▶ _What the task asks_
Check each line of the records below and collect those that include the word "this".

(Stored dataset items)
------------------------------------------------------------------------

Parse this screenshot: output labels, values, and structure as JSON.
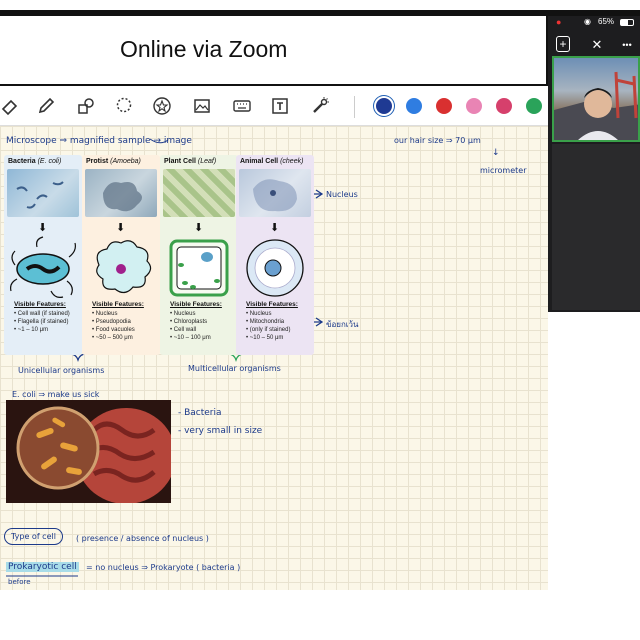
{
  "window": {
    "title": "Online via Zoom"
  },
  "zoom": {
    "battery": "65%",
    "wifi_glyph": "◉",
    "record_glyph": "●",
    "add_glyph": "+",
    "close_glyph": "✕",
    "more_glyph": "•••"
  },
  "toolbar": {
    "colors": [
      "#1f3a93",
      "#2f7de1",
      "#d93030",
      "#e984b4",
      "#d6406c",
      "#2aa35a"
    ]
  },
  "notes": {
    "microscope": "Microscope ⇒ magnified sample → image",
    "hair_size": "our hair size ⇒ 70 μm",
    "micrometer": "micrometer",
    "nucleus_label": "Nucleus",
    "thai_label": "ข้อยกเว้น",
    "unicellular": "Unicellular organisms",
    "multicellular": "Multicellular organisms",
    "ecoli": "E. coli ⇒ make us sick",
    "bacteria": "- Bacteria",
    "small": "- very small in size",
    "type_of_cell": "Type of cell",
    "presence": "( presence / absence of nucleus )",
    "prokaryotic": "Prokaryotic cell",
    "prokaryotic_def": "= no nucleus ⇒ Prokaryote ( bacteria )",
    "before": "before"
  },
  "cards": [
    {
      "name": "Bacteria",
      "sub": "(E. coli)",
      "bg": "#e4eef7",
      "features": [
        "Cell wall (if stained)",
        "Flagella (if stained)",
        "~1 – 10 μm"
      ]
    },
    {
      "name": "Protist",
      "sub": "(Amoeba)",
      "bg": "#fdf0e0",
      "features": [
        "Nucleus",
        "Pseudopodia",
        "Food vacuoles",
        "~50 – 500 μm"
      ]
    },
    {
      "name": "Plant Cell",
      "sub": "(Leaf)",
      "bg": "#eef4e4",
      "features": [
        "Nucleus",
        "Chloroplasts",
        "Cell wall",
        "~10 – 100 μm"
      ]
    },
    {
      "name": "Animal Cell",
      "sub": "(cheek)",
      "bg": "#ece4f3",
      "features": [
        "Nucleus",
        "Mitochondria",
        "(only if stained)",
        "~10 – 50 μm"
      ]
    }
  ],
  "feature_heading": "Visible Features:"
}
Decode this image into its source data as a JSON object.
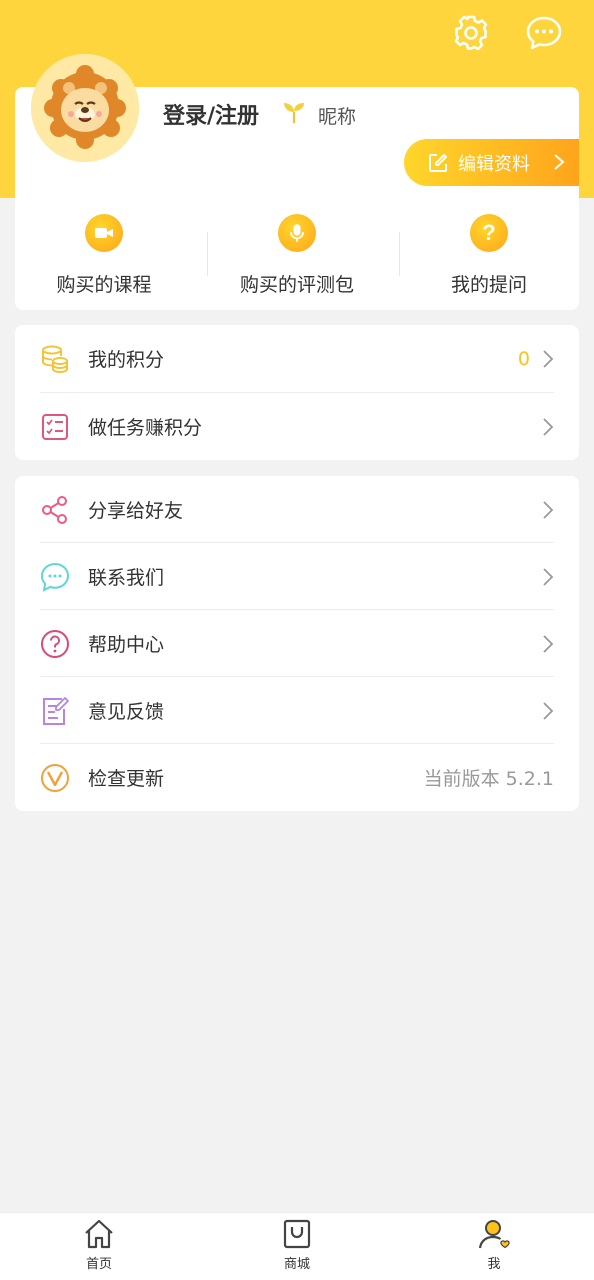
{
  "header": {
    "settings_icon": "gear-icon",
    "message_icon": "chat-bubble-icon"
  },
  "profile": {
    "login_label": "登录/注册",
    "nickname": "昵称",
    "edit_label": "编辑资料"
  },
  "quick_actions": [
    {
      "label": "购买的课程",
      "icon": "video-camera-icon"
    },
    {
      "label": "购买的评测包",
      "icon": "microphone-icon"
    },
    {
      "label": "我的提问",
      "icon": "question-icon"
    }
  ],
  "points_menu": [
    {
      "label": "我的积分",
      "value": "0",
      "icon": "coins-icon"
    },
    {
      "label": "做任务赚积分",
      "icon": "task-list-icon"
    }
  ],
  "settings_menu": [
    {
      "label": "分享给好友",
      "icon": "share-icon"
    },
    {
      "label": "联系我们",
      "icon": "chat-icon"
    },
    {
      "label": "帮助中心",
      "icon": "help-icon"
    },
    {
      "label": "意见反馈",
      "icon": "feedback-icon"
    },
    {
      "label": "检查更新",
      "value": "当前版本 5.2.1",
      "icon": "update-icon"
    }
  ],
  "bottom_nav": [
    {
      "label": "首页",
      "icon": "home-icon"
    },
    {
      "label": "商城",
      "icon": "shop-bag-icon"
    },
    {
      "label": "我",
      "icon": "profile-icon"
    }
  ],
  "colors": {
    "brand_yellow": "#ffd53d",
    "accent_orange": "#ffa41b",
    "points_value": "#ffc21a"
  }
}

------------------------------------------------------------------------

▶ _Answer for the task_
Parse this screenshot: output labels, values, and structure as JSON.
Decode this image into its source data as a JSON object.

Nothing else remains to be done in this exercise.